**Excerpts from an interface dataset:**
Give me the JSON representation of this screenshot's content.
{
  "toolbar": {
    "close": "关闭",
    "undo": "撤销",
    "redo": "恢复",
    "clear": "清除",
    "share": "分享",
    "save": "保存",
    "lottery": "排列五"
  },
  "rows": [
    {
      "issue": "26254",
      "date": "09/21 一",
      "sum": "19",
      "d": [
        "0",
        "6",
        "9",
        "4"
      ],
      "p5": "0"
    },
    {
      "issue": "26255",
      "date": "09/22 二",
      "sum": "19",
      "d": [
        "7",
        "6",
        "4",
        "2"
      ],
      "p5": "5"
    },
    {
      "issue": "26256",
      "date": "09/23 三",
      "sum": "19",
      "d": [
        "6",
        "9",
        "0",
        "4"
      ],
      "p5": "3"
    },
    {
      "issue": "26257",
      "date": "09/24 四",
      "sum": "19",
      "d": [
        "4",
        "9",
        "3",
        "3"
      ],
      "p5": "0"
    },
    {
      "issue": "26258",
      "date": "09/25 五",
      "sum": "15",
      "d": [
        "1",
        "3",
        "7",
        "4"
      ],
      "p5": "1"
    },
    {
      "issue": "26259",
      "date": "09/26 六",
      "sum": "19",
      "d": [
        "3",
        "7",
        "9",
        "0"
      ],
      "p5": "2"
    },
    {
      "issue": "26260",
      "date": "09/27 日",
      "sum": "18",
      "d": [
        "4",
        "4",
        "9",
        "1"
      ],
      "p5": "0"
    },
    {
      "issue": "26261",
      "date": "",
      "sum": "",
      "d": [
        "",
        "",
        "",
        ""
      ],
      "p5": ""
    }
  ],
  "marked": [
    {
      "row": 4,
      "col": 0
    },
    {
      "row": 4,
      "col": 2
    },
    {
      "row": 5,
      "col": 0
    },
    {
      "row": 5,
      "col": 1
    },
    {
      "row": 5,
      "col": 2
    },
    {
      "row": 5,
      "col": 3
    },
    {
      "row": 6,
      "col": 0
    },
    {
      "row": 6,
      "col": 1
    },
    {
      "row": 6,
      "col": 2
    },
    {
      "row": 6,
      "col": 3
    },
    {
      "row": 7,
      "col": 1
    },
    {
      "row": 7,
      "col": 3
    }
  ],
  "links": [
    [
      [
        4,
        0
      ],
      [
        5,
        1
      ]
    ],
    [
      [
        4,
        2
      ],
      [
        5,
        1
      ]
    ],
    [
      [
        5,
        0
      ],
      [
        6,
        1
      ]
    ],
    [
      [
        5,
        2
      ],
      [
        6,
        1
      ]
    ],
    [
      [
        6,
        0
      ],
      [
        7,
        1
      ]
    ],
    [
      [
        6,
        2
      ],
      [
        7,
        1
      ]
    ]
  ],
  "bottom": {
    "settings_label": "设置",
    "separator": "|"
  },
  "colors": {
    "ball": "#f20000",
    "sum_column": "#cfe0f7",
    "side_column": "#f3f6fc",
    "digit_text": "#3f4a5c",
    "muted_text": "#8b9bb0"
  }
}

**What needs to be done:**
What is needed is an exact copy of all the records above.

**Your solution:**
Give me the JSON representation of this screenshot's content.
{
  "toolbar": {
    "close": "关闭",
    "undo": "撤销",
    "redo": "恢复",
    "clear": "清除",
    "share": "分享",
    "save": "保存",
    "lottery": "排列五"
  },
  "rows": [
    {
      "issue": "26254",
      "date": "09/21 一",
      "sum": "19",
      "d": [
        "0",
        "6",
        "9",
        "4"
      ],
      "p5": "0"
    },
    {
      "issue": "26255",
      "date": "09/22 二",
      "sum": "19",
      "d": [
        "7",
        "6",
        "4",
        "2"
      ],
      "p5": "5"
    },
    {
      "issue": "26256",
      "date": "09/23 三",
      "sum": "19",
      "d": [
        "6",
        "9",
        "0",
        "4"
      ],
      "p5": "3"
    },
    {
      "issue": "26257",
      "date": "09/24 四",
      "sum": "19",
      "d": [
        "4",
        "9",
        "3",
        "3"
      ],
      "p5": "0"
    },
    {
      "issue": "26258",
      "date": "09/25 五",
      "sum": "15",
      "d": [
        "1",
        "3",
        "7",
        "4"
      ],
      "p5": "1"
    },
    {
      "issue": "26259",
      "date": "09/26 六",
      "sum": "19",
      "d": [
        "3",
        "7",
        "9",
        "0"
      ],
      "p5": "2"
    },
    {
      "issue": "26260",
      "date": "09/27 日",
      "sum": "18",
      "d": [
        "4",
        "4",
        "9",
        "1"
      ],
      "p5": "0"
    },
    {
      "issue": "26261",
      "date": "",
      "sum": "",
      "d": [
        "",
        "",
        "",
        ""
      ],
      "p5": ""
    }
  ],
  "marked": [
    {
      "row": 4,
      "col": 0
    },
    {
      "row": 4,
      "col": 2
    },
    {
      "row": 5,
      "col": 0
    },
    {
      "row": 5,
      "col": 1
    },
    {
      "row": 5,
      "col": 2
    },
    {
      "row": 5,
      "col": 3
    },
    {
      "row": 6,
      "col": 0
    },
    {
      "row": 6,
      "col": 1
    },
    {
      "row": 6,
      "col": 2
    },
    {
      "row": 6,
      "col": 3
    },
    {
      "row": 7,
      "col": 1
    },
    {
      "row": 7,
      "col": 3
    }
  ],
  "links": [
    [
      [
        4,
        0
      ],
      [
        5,
        1
      ]
    ],
    [
      [
        4,
        2
      ],
      [
        5,
        1
      ]
    ],
    [
      [
        5,
        0
      ],
      [
        6,
        1
      ]
    ],
    [
      [
        5,
        2
      ],
      [
        6,
        1
      ]
    ],
    [
      [
        6,
        0
      ],
      [
        7,
        1
      ]
    ],
    [
      [
        6,
        2
      ],
      [
        7,
        1
      ]
    ]
  ],
  "bottom": {
    "settings_label": "设置",
    "separator": "|"
  },
  "colors": {
    "ball": "#f20000",
    "sum_column": "#cfe0f7",
    "side_column": "#f3f6fc",
    "digit_text": "#3f4a5c",
    "muted_text": "#8b9bb0"
  }
}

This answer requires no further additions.